Illustration by Dee Andrews.
But not all is lost. Whilst there was a palpable air of unrest in her Transition Town audience Nicole remained resolutely upbeat – for she thinks (and I tend to agree) that we are living through exciting times of change. We cannot sustain our current pathological capitalist world economy so now is the perfect time to prove a more positive model of living and the folks involved in Transition Towns and all the other sustainable initiatives around the world are perfectly placed to showcase these new ideas.
Illustration by Yelena Bryksenkova.
Human relationships are the most important thing we have so we must work hard to build strong and resilient networks abundant with useful skills. We need to become more self-sufficient: looking after our own health and producing far more goods locally because there will be much less global trade. The final rub? Nicole predicts that we can expect to see the worst outcomes of the crash in just 2-5 years. No lie. So we need to show how sustainable systems can work with a slightly panicked sense of urgency.
Great Depression by Joana Faria.

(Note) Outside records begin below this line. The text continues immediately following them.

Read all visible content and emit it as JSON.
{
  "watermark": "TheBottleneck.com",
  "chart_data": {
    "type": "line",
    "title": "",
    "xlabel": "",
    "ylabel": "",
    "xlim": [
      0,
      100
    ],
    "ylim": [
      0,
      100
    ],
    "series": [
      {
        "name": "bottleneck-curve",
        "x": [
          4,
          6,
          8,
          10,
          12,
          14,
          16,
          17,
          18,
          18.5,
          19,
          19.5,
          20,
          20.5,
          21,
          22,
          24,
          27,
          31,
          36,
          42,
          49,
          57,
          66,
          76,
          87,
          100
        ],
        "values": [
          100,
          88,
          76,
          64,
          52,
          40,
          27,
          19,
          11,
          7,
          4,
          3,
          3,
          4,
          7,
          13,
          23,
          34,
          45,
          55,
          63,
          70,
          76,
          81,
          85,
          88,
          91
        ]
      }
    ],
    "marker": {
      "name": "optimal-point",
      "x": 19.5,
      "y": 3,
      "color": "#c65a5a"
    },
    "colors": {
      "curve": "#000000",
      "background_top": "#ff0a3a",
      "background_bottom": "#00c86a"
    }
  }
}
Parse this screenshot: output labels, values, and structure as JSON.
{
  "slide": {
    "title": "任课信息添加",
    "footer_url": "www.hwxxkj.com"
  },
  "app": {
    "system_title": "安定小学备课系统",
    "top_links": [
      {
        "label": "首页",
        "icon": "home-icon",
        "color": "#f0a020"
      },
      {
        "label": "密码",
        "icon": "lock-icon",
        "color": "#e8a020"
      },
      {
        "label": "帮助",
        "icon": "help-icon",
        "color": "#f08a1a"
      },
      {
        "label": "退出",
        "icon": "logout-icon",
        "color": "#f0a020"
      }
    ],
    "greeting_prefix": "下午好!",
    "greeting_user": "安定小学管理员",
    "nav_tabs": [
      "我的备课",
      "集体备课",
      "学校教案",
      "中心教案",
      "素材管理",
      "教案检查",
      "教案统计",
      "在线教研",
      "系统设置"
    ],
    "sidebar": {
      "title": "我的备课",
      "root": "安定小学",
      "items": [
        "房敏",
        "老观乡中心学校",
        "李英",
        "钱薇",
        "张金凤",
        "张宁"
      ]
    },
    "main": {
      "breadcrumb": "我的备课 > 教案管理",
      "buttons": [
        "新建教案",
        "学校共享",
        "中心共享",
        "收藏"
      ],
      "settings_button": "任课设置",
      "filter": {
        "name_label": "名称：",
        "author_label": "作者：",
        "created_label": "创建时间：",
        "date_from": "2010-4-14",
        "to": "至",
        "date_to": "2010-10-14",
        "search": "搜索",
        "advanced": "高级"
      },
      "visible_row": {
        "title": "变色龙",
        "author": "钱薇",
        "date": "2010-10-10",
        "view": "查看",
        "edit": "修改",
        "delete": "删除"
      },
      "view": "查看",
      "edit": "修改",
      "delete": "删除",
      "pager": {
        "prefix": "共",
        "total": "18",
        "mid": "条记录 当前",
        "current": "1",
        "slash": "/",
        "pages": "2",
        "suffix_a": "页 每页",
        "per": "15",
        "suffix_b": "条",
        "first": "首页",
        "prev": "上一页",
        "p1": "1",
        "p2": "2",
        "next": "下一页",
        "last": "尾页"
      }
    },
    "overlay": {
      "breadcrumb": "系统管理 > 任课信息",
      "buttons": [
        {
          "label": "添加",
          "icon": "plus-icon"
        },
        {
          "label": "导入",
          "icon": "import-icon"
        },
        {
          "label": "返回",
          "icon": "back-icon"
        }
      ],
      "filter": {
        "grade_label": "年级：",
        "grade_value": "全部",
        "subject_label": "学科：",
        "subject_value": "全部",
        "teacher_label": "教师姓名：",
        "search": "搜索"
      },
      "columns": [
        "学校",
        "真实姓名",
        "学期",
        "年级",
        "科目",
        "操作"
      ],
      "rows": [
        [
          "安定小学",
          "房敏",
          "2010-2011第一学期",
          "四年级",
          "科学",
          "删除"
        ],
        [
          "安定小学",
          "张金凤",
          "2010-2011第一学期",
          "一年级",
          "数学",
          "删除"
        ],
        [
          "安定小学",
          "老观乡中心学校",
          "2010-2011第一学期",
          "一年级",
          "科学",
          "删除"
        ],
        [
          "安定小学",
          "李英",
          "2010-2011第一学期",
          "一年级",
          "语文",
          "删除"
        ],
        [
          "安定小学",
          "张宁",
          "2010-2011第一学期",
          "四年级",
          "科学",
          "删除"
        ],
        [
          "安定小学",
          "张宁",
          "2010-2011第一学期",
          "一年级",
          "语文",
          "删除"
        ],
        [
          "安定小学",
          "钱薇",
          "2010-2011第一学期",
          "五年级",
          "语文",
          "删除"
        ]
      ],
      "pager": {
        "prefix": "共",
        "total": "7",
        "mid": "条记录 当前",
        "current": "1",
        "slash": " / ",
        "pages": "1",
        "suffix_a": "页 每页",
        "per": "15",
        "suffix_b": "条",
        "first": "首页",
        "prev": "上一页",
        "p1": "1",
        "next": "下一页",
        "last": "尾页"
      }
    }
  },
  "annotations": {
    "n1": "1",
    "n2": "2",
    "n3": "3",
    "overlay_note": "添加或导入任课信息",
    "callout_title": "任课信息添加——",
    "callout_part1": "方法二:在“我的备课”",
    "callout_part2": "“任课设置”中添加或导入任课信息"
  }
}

Of course this is all prediction, and I personally question how much of Nicole’s prophesies will come to pass. Will house prices really revert to those of the 1970s? Maybe it won’t be quite that bad. I hope not. What I don’t question in any way is the need for a massive change in our parasitical global financial systems. The huge risks to our current way of life are definitely there. And where better place to start making changes than at home, in the way we lead our own lives. Transition Towns offers one of the best possible ways to build a resilient and happy local communities and we should all be doing our best to make that happen.
Ready. Set. Go!
Illustration by Dee Andrews.
There’s a whole host of further information about this subject matter on the web and here is some of the best.
A tribute to The Automatic Earth, with voiceover snippets from the lecture I attended. Inspiration for many of the illustrators on this blog and essential viewing if you’ve got this far:
A video of Rob Hopkins and Peter Lipman discussing their response to Stoneleigh’s Transition Conference Lecture shortly afterwards:
Another very comprehensive overview of the lecture courtesy of Shaun Chamberlin.
Mike Grenville discusses his thoughts on the lecture on this podcast.
In the meantime business continues as usual for the bankers, who have been celebrating record profits in the city once more this week as they continue to fund gross climate injustices such as tar sands and expansion of open cast coal extraction across the UK with our money – even as the financial and climate crises loom ever more prominently. In a few weeks I will be joining Climate Camp to help close down the epicentre of banking misbehaviour at the global headquarters of the Royal Bank of Scotland in Scotland. Come and help us say no to austerity cuts which help to finance bank bailouts that jeopardise our future in pursuit of profit for the few.
Let’s connect the dots and make a better future together.
If Climate Camp made Avatar: the reason why we’re tackling RBS in Edinburgh between 21st-24th August 2010. Facebook event here.
This is where we’re going to set up a sustainable camp where we can show the world a better way to live whilst drawing highlight to the root of our problems: we’re going to shut down the global headquarters of RBS on the day of action: August 23rd. Inspiring, no?
Written by Amelia Gregory on Friday August 6th, 2010 12:04 am